What the task asks
Keep the pictures out. Restate the entries below word for word.
- - - -
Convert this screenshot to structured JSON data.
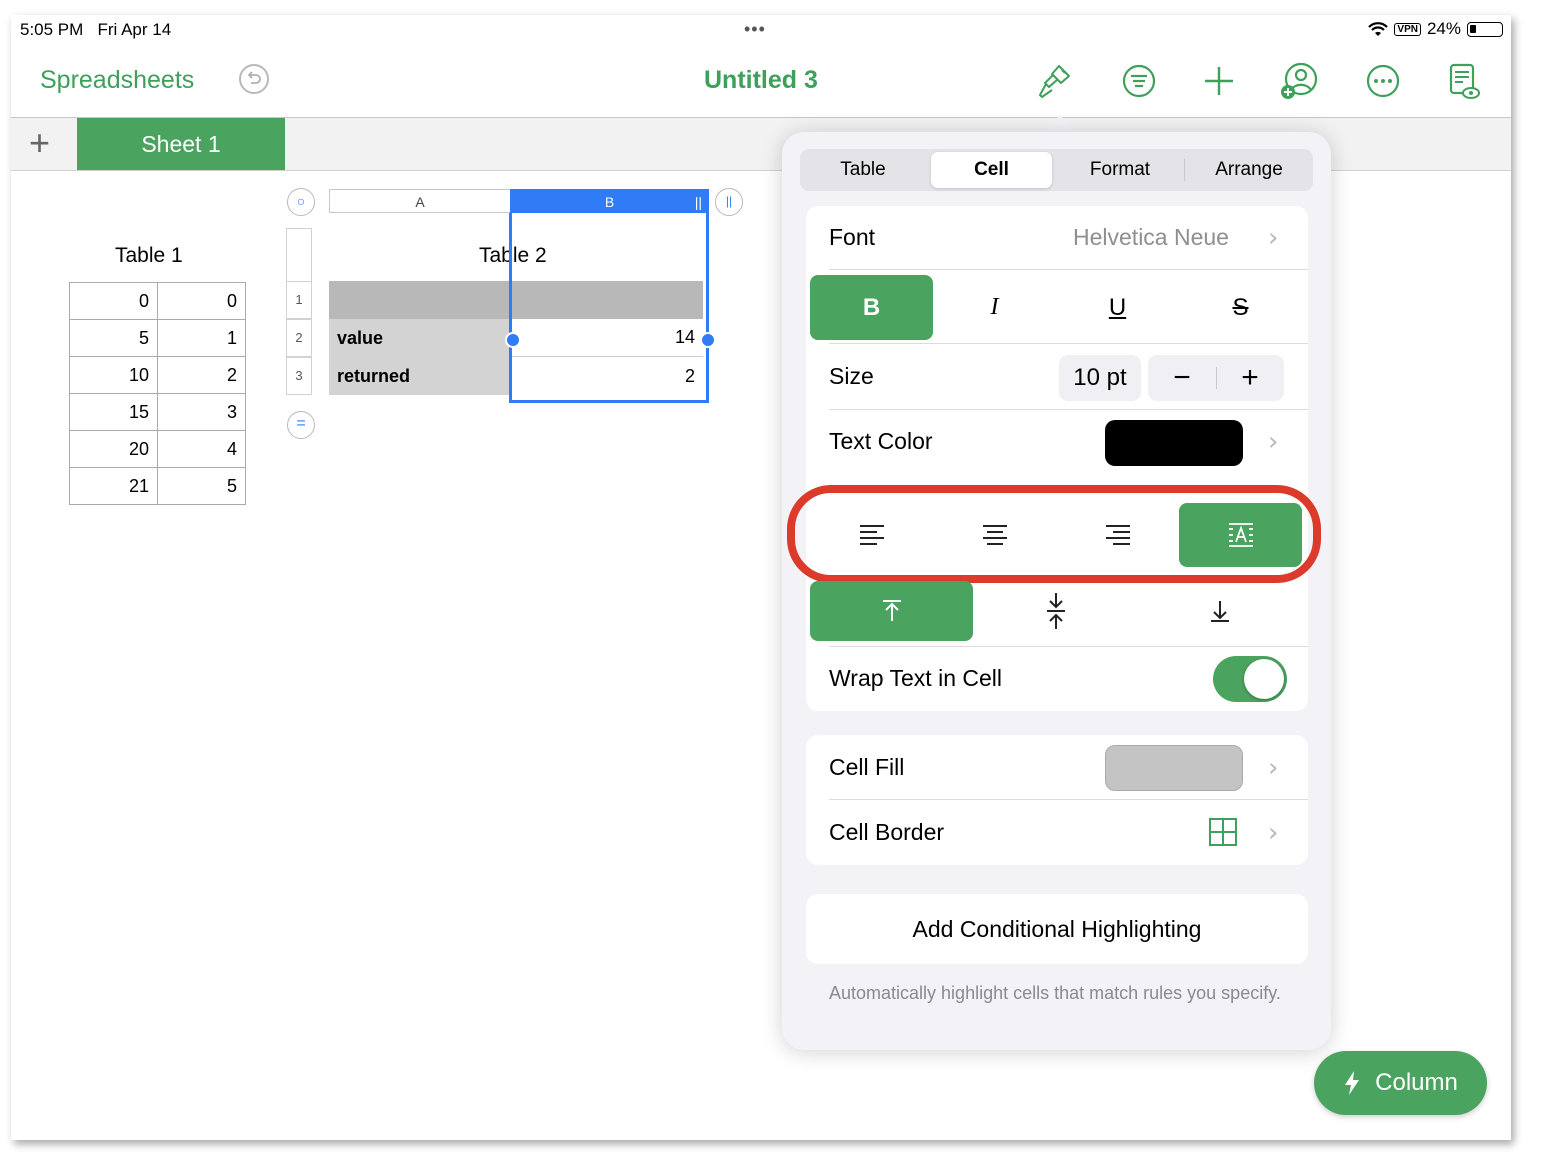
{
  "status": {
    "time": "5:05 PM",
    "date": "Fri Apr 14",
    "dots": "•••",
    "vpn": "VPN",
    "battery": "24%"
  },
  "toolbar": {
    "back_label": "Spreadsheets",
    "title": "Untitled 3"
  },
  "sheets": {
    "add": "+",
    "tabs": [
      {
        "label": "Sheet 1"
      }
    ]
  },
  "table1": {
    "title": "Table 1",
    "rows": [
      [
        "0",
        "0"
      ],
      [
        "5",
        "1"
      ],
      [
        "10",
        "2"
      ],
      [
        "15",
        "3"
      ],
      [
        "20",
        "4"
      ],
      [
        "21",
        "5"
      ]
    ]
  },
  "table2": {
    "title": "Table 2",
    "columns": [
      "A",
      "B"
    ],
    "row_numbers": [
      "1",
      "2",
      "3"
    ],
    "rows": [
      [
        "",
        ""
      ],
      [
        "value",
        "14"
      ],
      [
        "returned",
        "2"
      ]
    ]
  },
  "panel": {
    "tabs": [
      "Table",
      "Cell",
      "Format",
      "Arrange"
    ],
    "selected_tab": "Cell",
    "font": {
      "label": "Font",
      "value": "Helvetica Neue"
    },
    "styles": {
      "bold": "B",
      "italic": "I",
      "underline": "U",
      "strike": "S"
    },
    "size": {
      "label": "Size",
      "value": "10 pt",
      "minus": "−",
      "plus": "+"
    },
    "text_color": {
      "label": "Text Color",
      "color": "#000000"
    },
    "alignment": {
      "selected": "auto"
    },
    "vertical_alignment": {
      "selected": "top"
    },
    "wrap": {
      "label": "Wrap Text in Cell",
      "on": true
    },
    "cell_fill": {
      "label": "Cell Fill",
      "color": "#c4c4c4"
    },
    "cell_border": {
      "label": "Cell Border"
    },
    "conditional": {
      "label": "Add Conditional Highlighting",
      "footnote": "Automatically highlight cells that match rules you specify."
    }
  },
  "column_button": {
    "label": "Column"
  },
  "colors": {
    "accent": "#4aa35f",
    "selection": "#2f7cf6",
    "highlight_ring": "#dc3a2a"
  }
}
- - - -
Response
Convert this screenshot to structured JSON data.
{
  "status": {
    "time": "5:05 PM",
    "date": "Fri Apr 14",
    "dots": "•••",
    "vpn": "VPN",
    "battery": "24%"
  },
  "toolbar": {
    "back_label": "Spreadsheets",
    "title": "Untitled 3"
  },
  "sheets": {
    "add": "+",
    "tabs": [
      {
        "label": "Sheet 1"
      }
    ]
  },
  "table1": {
    "title": "Table 1",
    "rows": [
      [
        "0",
        "0"
      ],
      [
        "5",
        "1"
      ],
      [
        "10",
        "2"
      ],
      [
        "15",
        "3"
      ],
      [
        "20",
        "4"
      ],
      [
        "21",
        "5"
      ]
    ]
  },
  "table2": {
    "title": "Table 2",
    "columns": [
      "A",
      "B"
    ],
    "row_numbers": [
      "1",
      "2",
      "3"
    ],
    "rows": [
      [
        "",
        ""
      ],
      [
        "value",
        "14"
      ],
      [
        "returned",
        "2"
      ]
    ]
  },
  "panel": {
    "tabs": [
      "Table",
      "Cell",
      "Format",
      "Arrange"
    ],
    "selected_tab": "Cell",
    "font": {
      "label": "Font",
      "value": "Helvetica Neue"
    },
    "styles": {
      "bold": "B",
      "italic": "I",
      "underline": "U",
      "strike": "S"
    },
    "size": {
      "label": "Size",
      "value": "10 pt",
      "minus": "−",
      "plus": "+"
    },
    "text_color": {
      "label": "Text Color",
      "color": "#000000"
    },
    "alignment": {
      "selected": "auto"
    },
    "vertical_alignment": {
      "selected": "top"
    },
    "wrap": {
      "label": "Wrap Text in Cell",
      "on": true
    },
    "cell_fill": {
      "label": "Cell Fill",
      "color": "#c4c4c4"
    },
    "cell_border": {
      "label": "Cell Border"
    },
    "conditional": {
      "label": "Add Conditional Highlighting",
      "footnote": "Automatically highlight cells that match rules you specify."
    }
  },
  "column_button": {
    "label": "Column"
  },
  "colors": {
    "accent": "#4aa35f",
    "selection": "#2f7cf6",
    "highlight_ring": "#dc3a2a"
  }
}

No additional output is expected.